- **What to produce**
Whenever the string "JSON" appears in a line below, please copy the line out.

= Beginning of Section =

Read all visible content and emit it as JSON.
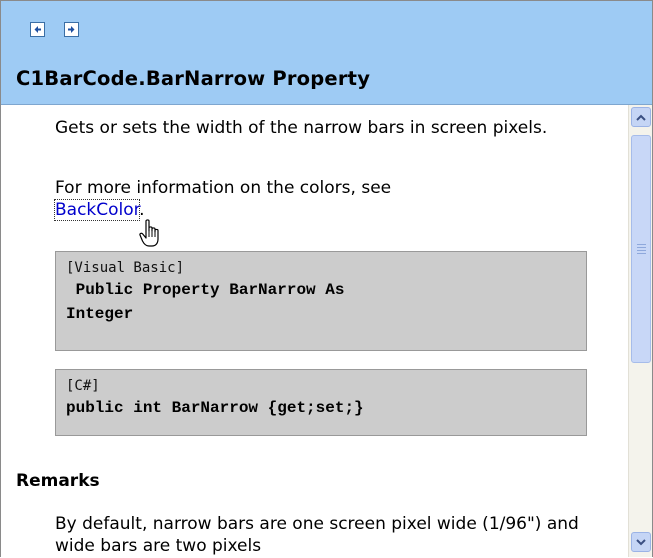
{
  "header": {
    "back_icon": "arrow-left-icon",
    "forward_icon": "arrow-right-icon",
    "title": "C1BarCode.BarNarrow Property"
  },
  "content": {
    "description": "Gets or sets the width of the narrow bars in screen pixels.",
    "more_info_prefix": "For more information on the colors, see ",
    "more_info_link": "BackColor",
    "more_info_suffix": ".",
    "code_blocks": [
      {
        "language": "[Visual Basic]",
        "code": " Public Property BarNarrow As\nInteger"
      },
      {
        "language": "[C#]",
        "code": "public int BarNarrow {get;set;}"
      }
    ],
    "remarks_heading": "Remarks",
    "remarks_text": "By default, narrow bars are one screen pixel wide (1/96\") and wide bars are two pixels"
  },
  "scrollbar": {
    "up_icon": "chevron-up-icon",
    "down_icon": "chevron-down-icon"
  },
  "colors": {
    "header_bg": "#9ecbf4",
    "code_bg": "#cccccc",
    "link": "#0000cc"
  }
}
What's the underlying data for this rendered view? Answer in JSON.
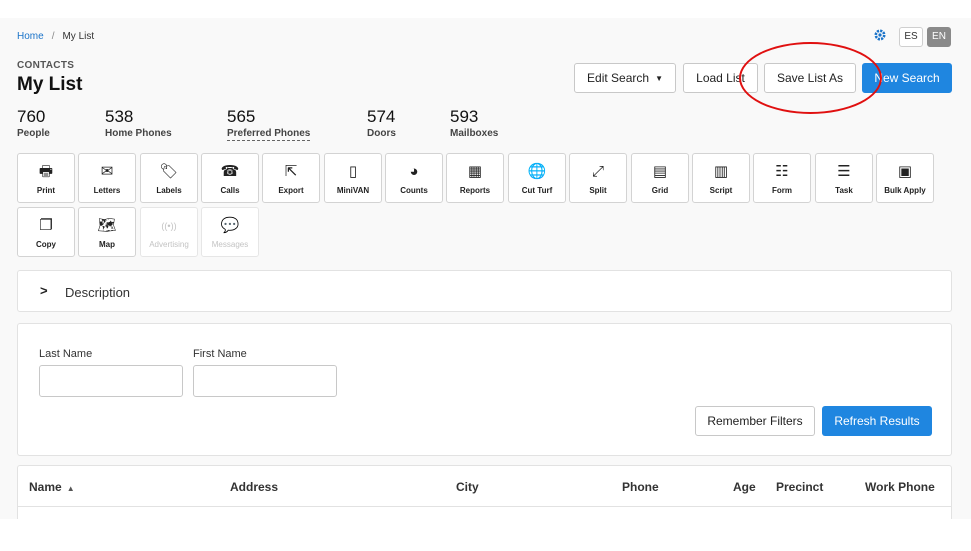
{
  "breadcrumb": {
    "home": "Home",
    "sep": "/",
    "current": "My List"
  },
  "lang": {
    "es": "ES",
    "en": "EN"
  },
  "header": {
    "section": "CONTACTS",
    "title": "My List"
  },
  "actions": {
    "edit_search": "Edit Search",
    "load_list": "Load List",
    "save_list_as": "Save List As",
    "new_search": "New Search"
  },
  "stats": [
    {
      "value": "760",
      "label": "People"
    },
    {
      "value": "538",
      "label": "Home Phones"
    },
    {
      "value": "565",
      "label": "Preferred Phones"
    },
    {
      "value": "574",
      "label": "Doors"
    },
    {
      "value": "593",
      "label": "Mailboxes"
    }
  ],
  "tools": [
    {
      "label": "Print",
      "icon": "printer-icon",
      "glyph": "🖶"
    },
    {
      "label": "Letters",
      "icon": "envelope-icon",
      "glyph": "✉"
    },
    {
      "label": "Labels",
      "icon": "tags-icon",
      "glyph": "🏷"
    },
    {
      "label": "Calls",
      "icon": "phone-icon",
      "glyph": "☎"
    },
    {
      "label": "Export",
      "icon": "export-icon",
      "glyph": "⇱"
    },
    {
      "label": "MiniVAN",
      "icon": "mobile-icon",
      "glyph": "▯"
    },
    {
      "label": "Counts",
      "icon": "pie-chart-icon",
      "glyph": "◕"
    },
    {
      "label": "Reports",
      "icon": "calculator-icon",
      "glyph": "▦"
    },
    {
      "label": "Cut Turf",
      "icon": "globe-icon",
      "glyph": "🌐"
    },
    {
      "label": "Split",
      "icon": "expand-icon",
      "glyph": "⤢"
    },
    {
      "label": "Grid",
      "icon": "grid-icon",
      "glyph": "▤"
    },
    {
      "label": "Script",
      "icon": "script-icon",
      "glyph": "▥"
    },
    {
      "label": "Form",
      "icon": "form-icon",
      "glyph": "☷"
    },
    {
      "label": "Task",
      "icon": "task-list-icon",
      "glyph": "☰"
    },
    {
      "label": "Bulk Apply",
      "icon": "bulk-apply-icon",
      "glyph": "▣"
    },
    {
      "label": "Copy",
      "icon": "copy-icon",
      "glyph": "❐"
    },
    {
      "label": "Map",
      "icon": "map-icon",
      "glyph": "🗺"
    },
    {
      "label": "Advertising",
      "icon": "broadcast-icon",
      "glyph": "((•))",
      "disabled": true
    },
    {
      "label": "Messages",
      "icon": "chat-icon",
      "glyph": "💬",
      "disabled": true
    }
  ],
  "description": {
    "label": "Description"
  },
  "filters": {
    "last_name_label": "Last Name",
    "first_name_label": "First Name",
    "last_name_value": "",
    "first_name_value": "",
    "remember": "Remember Filters",
    "refresh": "Refresh Results"
  },
  "table": {
    "columns": [
      "Name",
      "Address",
      "City",
      "Phone",
      "Age",
      "Precinct",
      "Work Phone"
    ]
  },
  "colors": {
    "accent": "#1f86e0",
    "annotation": "#e01010"
  }
}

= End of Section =

- **Task solution**
Read all visible content and emit it as JSON.
What's the underlying data for this rendered view? Answer in JSON.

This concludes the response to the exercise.